◆ TASK DETAILS
Only a number is expected: how many lines in these records mention the word "JSON"?

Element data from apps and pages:

= = = =

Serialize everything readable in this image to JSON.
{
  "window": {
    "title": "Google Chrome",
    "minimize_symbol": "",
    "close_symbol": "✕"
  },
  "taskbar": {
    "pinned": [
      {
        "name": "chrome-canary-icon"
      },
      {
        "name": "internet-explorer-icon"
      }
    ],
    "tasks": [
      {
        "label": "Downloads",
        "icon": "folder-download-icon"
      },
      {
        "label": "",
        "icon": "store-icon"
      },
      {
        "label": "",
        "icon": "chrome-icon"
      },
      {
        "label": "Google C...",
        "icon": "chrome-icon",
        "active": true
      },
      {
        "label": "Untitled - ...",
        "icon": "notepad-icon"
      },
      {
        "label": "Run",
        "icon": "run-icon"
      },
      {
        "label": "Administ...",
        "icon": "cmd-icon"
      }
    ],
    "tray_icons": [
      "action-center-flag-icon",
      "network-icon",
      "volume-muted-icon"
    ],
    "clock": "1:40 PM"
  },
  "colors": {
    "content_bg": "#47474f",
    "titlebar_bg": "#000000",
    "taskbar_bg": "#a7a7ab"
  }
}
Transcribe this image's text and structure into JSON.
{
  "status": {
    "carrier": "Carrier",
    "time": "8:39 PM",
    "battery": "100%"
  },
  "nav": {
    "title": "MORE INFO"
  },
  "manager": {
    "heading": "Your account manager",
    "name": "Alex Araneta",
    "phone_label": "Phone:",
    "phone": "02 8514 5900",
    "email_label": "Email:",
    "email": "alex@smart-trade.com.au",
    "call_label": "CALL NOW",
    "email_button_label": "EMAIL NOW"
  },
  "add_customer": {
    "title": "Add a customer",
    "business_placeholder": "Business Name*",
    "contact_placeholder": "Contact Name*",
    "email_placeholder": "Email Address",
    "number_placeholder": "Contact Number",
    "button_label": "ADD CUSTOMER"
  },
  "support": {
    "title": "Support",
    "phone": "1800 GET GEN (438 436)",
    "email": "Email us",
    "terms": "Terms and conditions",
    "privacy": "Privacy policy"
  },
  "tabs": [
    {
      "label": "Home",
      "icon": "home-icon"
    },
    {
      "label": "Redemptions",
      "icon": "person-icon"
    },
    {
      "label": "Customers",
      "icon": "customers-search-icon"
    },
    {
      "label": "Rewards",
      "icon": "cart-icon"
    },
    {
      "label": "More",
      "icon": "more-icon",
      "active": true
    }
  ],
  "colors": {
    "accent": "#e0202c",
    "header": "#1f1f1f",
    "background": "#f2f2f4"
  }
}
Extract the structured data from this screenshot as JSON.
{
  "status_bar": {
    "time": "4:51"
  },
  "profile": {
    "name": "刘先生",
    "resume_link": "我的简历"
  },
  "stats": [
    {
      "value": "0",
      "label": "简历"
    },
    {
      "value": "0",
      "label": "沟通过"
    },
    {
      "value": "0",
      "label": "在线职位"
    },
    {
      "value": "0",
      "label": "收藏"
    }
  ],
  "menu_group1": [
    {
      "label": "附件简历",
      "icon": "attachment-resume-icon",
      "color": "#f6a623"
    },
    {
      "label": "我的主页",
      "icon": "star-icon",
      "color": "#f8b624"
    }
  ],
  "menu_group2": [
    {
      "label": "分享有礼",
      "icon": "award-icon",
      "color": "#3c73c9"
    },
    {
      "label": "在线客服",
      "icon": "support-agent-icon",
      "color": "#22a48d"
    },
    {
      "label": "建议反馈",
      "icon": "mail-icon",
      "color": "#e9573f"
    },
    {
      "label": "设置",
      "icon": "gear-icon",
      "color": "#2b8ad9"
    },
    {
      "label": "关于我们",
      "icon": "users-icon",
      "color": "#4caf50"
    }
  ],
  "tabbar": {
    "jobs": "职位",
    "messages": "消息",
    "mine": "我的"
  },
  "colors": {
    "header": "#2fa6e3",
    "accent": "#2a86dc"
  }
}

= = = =

◆ SOLUTION TO THE PROBLEM
3